). In one predominantly Caucasian sample of rural youth in grades 3 through 8, 20% of boys reported ever being beaten up, 6% reported being attacked with a knife, and 13% reported having a gun pointed at them or being shot at (Slovak & Singer, 2002
). Violence exposure was associated with symptoms of trauma, consistent with studies of urban youth (e.g., Cooley-Quille et al., 2001
). This suggests that the manner in which youth cope with violence exposure is of importance regardless of ethnic background and geographical setting.
To date, efforts to curb violent behavior among youth have shown progress, although additional work is needed to demonstrate widespread effectiveness (Farrell & Flannery, 2006
). Violence prevention initiatives have attempted to improve environmental structure and support through family (Metropolitan Area Child Study Research Group, 2002
; Tolan, Gorman-Smith, & Henry, 2004
), community (Briggs, 1997
; Huston et al., 2005
; Kling, Liebman, & Katz, 2005
), and school based approaches (Farrell, Meyer, & White, 2001
; Mytton, Diguiseppi, Gough, Taylor, & Logan, 2006
). Findings from the present study suggest that interventions targeting the enhancement of children’s and adolescents’ coping skills may be an effective and practical way of reducing the impact of community violence exposure on adolescent violent behavior.

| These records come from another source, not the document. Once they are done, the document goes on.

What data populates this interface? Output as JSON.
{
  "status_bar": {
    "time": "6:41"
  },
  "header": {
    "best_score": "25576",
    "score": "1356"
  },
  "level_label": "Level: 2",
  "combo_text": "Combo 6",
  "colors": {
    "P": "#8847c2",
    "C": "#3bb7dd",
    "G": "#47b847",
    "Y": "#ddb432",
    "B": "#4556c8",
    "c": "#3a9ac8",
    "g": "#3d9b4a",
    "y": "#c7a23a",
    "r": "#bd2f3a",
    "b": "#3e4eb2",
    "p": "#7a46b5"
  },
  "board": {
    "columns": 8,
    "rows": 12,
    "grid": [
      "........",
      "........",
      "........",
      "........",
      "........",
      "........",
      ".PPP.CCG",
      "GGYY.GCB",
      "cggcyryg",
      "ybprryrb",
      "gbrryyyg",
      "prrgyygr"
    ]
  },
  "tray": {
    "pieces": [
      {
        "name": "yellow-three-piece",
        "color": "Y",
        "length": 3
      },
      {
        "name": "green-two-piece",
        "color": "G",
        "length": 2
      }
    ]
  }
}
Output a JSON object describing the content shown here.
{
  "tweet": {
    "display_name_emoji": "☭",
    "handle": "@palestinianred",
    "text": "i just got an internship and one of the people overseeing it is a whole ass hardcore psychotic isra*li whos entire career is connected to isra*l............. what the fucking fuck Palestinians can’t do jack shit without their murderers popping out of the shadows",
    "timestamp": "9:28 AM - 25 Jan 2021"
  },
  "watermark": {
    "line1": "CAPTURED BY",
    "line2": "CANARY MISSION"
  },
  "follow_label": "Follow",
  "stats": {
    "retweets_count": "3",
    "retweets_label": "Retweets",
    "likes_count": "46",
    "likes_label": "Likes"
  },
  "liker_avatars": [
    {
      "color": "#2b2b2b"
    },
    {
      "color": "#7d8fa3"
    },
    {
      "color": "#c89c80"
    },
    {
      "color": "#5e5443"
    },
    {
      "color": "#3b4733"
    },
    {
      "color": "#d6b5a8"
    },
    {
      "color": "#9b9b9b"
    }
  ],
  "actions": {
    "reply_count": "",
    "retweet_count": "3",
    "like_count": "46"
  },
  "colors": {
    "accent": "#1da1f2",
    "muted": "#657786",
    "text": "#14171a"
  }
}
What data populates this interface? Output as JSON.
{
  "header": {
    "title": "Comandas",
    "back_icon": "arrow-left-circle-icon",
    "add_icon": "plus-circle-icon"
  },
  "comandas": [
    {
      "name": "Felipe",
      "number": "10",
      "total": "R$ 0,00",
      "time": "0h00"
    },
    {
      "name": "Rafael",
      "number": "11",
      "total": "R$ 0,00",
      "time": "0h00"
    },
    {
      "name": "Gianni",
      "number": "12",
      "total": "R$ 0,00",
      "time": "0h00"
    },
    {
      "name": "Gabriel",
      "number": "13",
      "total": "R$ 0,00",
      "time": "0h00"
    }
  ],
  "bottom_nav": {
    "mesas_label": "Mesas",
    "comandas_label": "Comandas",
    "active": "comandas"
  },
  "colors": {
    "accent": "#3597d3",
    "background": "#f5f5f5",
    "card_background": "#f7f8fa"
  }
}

Interventions may be most effective when they occur relatively early in development. One such example is the Coping Power Program (Lochman & Wells, 2004
), a program designed to aid at risk youth in developing a series of strategies including setting goals, becoming aware of feelings and physiological arousal, making coping self-statements, using distraction and relaxation techniques, and developing social problem solving skills. In a large randomized controlled trial, Lochman and Wells (2004)
found that the Coping Power intervention resulted in lower rates of delinquent behavior at a 1-year follow-up.
Coping styles in childhood and adolescence may not only moderate the impact of stressors such as violence exposure, but may also place individuals on a trajectory to cope in more or less adaptive ways throughout life (Compas et al., 2001
). We view the lack of an association between level of community violence exposure and coping skill in the present study as a cause for optimism, in that it supports the idea that youth can thrive despite living within disadvantaged communities, provided they are also given environmental supports to promote resiliency. The coping skills of adolescents that were judged to be effective likely developed as a result of guidance and support provided by caregivers and other community mentors across time. When environmental supports are lacking, health care professionals, schools, and community leaders can partner with adolescents and their families to create conditions ensuring that all youth have the ability to reach their full potential.